Maybe someday I'll have the money to rock those looks, but until then, functional works for me!

Does anyone know of any other fun equestrian lookbooks/online magazines or catalogs? Smartpak and Dover refuse to send this poor Canadian their catalogs. :(  And I so love to window shop!

Monday, 1 April 2013

The Mane Attraction

In many ways, stall rest has meant that I can finally get a few things done around the barn that I never seem to find the time to do when all I want to do is ride. One such endeavour is Walker's mane.

For the record, I decided to let Walker's mane go this summer. I wanted to see what it would look like long and flowy. However, now that Spring is in the air, it's time for a trim.
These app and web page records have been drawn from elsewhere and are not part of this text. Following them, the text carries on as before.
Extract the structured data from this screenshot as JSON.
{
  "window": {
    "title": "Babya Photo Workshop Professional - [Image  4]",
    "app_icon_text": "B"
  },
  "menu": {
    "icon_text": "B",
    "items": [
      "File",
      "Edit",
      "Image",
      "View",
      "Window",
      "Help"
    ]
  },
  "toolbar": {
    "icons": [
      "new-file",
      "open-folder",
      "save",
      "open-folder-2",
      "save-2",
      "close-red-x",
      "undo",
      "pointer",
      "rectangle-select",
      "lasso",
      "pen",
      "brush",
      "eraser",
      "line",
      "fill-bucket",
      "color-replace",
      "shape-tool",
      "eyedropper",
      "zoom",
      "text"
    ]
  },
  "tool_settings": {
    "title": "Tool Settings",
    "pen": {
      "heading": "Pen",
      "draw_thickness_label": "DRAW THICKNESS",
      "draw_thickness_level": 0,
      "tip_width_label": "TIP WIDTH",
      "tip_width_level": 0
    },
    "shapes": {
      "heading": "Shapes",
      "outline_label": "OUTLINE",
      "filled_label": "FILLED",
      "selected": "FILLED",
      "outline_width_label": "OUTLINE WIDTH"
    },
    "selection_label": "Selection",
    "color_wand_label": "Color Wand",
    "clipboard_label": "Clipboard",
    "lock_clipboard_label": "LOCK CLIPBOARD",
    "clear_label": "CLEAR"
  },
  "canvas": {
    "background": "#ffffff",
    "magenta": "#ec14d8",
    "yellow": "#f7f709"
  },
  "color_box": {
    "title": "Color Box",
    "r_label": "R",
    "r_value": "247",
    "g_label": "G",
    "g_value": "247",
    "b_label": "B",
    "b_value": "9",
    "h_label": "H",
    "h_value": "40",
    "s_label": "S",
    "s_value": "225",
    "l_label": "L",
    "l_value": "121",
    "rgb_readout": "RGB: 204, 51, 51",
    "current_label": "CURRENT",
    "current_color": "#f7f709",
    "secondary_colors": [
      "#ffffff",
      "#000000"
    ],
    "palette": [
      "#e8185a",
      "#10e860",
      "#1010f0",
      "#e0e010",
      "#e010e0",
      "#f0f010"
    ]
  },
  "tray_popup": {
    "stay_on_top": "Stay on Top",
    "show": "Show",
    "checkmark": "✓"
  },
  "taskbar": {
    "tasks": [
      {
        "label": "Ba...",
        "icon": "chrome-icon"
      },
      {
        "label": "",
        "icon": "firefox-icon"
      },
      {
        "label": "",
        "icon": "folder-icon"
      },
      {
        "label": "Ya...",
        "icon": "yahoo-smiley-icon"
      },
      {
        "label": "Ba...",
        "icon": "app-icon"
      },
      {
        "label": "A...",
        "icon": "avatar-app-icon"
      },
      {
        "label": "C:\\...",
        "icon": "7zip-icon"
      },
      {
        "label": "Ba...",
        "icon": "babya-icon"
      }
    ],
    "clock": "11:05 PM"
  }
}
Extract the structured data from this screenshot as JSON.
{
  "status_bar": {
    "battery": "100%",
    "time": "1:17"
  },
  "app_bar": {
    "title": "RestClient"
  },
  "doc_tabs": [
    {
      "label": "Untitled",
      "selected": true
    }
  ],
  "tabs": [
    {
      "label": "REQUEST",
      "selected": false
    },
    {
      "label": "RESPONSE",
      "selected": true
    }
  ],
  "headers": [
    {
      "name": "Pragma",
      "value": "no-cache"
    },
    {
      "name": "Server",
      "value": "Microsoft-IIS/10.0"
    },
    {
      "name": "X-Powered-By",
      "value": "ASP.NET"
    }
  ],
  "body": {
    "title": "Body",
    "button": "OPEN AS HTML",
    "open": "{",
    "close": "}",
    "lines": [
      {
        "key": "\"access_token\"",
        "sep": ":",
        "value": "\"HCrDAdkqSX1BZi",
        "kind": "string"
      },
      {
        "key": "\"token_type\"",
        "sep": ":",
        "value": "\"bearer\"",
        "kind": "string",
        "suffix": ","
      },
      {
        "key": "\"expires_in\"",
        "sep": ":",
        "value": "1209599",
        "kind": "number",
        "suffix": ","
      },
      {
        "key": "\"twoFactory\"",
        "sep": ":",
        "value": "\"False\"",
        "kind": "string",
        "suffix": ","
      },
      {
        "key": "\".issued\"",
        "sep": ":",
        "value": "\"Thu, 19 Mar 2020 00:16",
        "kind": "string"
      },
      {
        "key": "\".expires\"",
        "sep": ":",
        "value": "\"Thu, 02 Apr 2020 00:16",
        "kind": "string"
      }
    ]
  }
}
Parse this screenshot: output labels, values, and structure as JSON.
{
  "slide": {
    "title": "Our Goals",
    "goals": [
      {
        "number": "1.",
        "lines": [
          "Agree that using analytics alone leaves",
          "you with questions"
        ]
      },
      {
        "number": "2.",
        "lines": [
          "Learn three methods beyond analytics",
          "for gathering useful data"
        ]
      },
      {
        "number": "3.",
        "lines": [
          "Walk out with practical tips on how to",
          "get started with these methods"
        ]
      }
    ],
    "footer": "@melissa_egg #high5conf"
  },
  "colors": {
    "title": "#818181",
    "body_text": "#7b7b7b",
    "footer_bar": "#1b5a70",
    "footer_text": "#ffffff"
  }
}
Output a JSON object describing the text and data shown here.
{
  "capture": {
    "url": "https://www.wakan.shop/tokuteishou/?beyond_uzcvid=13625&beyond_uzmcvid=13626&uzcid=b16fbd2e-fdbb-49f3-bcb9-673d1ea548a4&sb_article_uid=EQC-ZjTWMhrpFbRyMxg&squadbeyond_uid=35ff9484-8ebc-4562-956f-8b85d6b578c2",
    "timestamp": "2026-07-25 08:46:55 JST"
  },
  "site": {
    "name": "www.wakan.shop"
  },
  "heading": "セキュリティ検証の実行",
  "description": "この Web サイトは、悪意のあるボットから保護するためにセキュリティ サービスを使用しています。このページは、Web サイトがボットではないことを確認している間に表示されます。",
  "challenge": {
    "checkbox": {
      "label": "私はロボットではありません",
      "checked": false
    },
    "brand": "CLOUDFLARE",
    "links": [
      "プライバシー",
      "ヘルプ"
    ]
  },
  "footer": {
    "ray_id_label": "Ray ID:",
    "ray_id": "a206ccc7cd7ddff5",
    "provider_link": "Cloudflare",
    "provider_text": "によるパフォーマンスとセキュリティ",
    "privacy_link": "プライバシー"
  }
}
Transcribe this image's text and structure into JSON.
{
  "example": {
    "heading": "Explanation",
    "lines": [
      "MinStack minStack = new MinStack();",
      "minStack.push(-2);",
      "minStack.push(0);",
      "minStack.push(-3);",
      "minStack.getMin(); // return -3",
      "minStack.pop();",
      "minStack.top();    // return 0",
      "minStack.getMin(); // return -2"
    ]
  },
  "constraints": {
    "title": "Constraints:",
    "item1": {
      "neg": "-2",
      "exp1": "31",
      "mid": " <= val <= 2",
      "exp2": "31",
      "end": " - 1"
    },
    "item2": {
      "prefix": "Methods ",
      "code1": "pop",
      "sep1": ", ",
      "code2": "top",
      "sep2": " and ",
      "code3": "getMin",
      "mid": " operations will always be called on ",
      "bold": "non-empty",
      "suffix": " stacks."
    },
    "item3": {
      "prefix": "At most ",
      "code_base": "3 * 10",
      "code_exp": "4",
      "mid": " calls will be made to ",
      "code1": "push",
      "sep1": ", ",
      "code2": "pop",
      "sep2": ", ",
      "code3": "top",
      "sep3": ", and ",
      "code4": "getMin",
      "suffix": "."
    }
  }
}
The "before"picture
I may have cut it a little shorter than I intended to, but once I got to cleaning it up, I found that I ended up trimming it shorter and shorter each time.  :S I know that a lot of you pull your horse's manes but no one seems to do that at our barn. Everyone just trims them.  It's a process either way.

For the record, I did clean it up a little bit more than this.
It doesn't look nearly this shabby in person
Also, one of the kids taught me how to do hunter braids this weekend. What a process! I can't believe you guys do that for every show! In Western disciplines, we usually just band the mane, which means we put tiny ponytails in it, instead of braids or bumps. I'm a banding machine. I can easily band Walker's mane in under 30 minutes, but I think this braiding thing will take forever. My instructor will be so proud if I ever take Walker in a crossrail division. My poor, good-natured quarter horse will be all hunter-esque!

I also learned the importance of matching string...